      Smith hit the tarmac back here in November 2005, immediately showed her U.K. boyfriend the Plaza of Nations, and told him, “That's where the market's going to be.” A ballsy move. Now she has 50,000 square feet, four dates confirmed, and is currently rounding up stall holders. Hence the early warning. Designers who have already signed up for her Portobello West (www.portobellowest.com/) include recent Kwantlen grad Kathleen Leung with her biker kids' Motostars line, Karen Holden and her Slipstitch handbags, and Sugarlime Jewellery, as well as cool Main Street boutique the Petri Dish. Cutoff date for registration is June 1.

      “I want diversity,” says Smith, who envisages the event as a nexus, and has, in her sights, “everyone from recent fashion-school grads to unknowns to established designers.” Armed with a list of 130 names, she's currently explaining how it all works, talking to people, telling friends to tell friends, hoping the shampoo-commercial theory or six degrees of separation, whatever you want to call it, will draw talents out of hiding, and banking that there's enough of it out there to rock the city.

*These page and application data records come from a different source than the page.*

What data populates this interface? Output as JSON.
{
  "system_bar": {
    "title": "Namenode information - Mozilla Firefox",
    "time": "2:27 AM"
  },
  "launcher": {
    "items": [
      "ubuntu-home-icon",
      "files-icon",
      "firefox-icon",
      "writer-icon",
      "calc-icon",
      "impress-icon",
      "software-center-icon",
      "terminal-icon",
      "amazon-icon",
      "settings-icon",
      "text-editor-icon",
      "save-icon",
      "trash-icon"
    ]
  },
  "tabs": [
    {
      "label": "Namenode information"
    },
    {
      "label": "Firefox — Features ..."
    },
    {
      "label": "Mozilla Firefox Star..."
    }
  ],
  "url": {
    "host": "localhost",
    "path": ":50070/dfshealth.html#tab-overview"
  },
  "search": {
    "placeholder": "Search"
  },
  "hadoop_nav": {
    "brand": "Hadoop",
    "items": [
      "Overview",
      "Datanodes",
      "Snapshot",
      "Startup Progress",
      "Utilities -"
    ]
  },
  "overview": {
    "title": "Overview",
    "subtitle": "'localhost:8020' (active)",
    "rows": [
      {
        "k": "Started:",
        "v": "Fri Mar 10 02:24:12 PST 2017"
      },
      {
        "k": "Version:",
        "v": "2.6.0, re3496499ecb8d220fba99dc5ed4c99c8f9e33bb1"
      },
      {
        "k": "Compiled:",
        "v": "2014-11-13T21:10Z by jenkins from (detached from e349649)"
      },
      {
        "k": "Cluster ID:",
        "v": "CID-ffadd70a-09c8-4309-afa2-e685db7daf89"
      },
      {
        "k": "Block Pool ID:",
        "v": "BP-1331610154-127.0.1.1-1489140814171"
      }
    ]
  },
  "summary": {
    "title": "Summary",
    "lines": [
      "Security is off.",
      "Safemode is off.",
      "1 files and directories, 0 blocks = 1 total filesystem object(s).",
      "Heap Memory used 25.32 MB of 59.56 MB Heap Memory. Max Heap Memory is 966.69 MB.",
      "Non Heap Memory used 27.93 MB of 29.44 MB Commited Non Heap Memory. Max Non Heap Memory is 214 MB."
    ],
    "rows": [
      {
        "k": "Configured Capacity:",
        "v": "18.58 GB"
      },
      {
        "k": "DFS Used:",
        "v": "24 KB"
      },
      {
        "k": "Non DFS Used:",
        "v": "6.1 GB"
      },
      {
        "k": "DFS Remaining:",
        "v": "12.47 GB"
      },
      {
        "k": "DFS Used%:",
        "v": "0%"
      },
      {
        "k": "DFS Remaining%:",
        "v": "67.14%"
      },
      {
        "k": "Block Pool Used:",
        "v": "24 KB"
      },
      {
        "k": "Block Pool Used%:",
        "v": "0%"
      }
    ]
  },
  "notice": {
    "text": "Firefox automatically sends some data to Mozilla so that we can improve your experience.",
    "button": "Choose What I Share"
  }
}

      Her goal is a mix of 50 percent clothing and 50 percent jewellery, art, and pottery. The cost, if you share a 100-square-foot booth with a couple of other noncompeting designers (Smith will organize that), is $70 a day. Whether you stay that size or go bigger, the table, backdrop, and promotion (including paid ads and an event guide) are all factored in. Smith is also looking for sponsorship. What's in it for already known labels? Try artistic fulfillment. “More established designers can have their full collection at the market,” says Smith. “If they have some riskier pieces that stores might not be interested in,” here's their chance to test the consumer waters and to promote the stores that already stock their line. “We're inviting boutiques to participate, to co-op with a designer,” Smith says. Men's and kids' fashions are also part of the equation.

      Right now, Smith is doing it alone, funding it from her savings, temping on the side to top up the cash as need be. Portobello West is most definitely not a one-off, she says. “We need consistency. I'm adamant about it being once a month.” As she points out, the location is outdoors but covered, and “winter, there will be more of an interior feel.” She's thought it all through, right down to where you try on that slithery new dress or those outrageous pants. There will be draped areas to change in. Bongo Beat, already a sponsor, is providing music. While you're browsing around up to 100 stalls, you'll want somewhere to fuel up on java and possibly snack on deli-style food. She's organizing that, too. “The way I've got it in my mind,” says Smith, “it will be such a great experience. And you'll probably walk away with a really fantastic piece.”

      For more information on exhibiting at Portobello West, e-mail carlie.smith@portobellowest.com.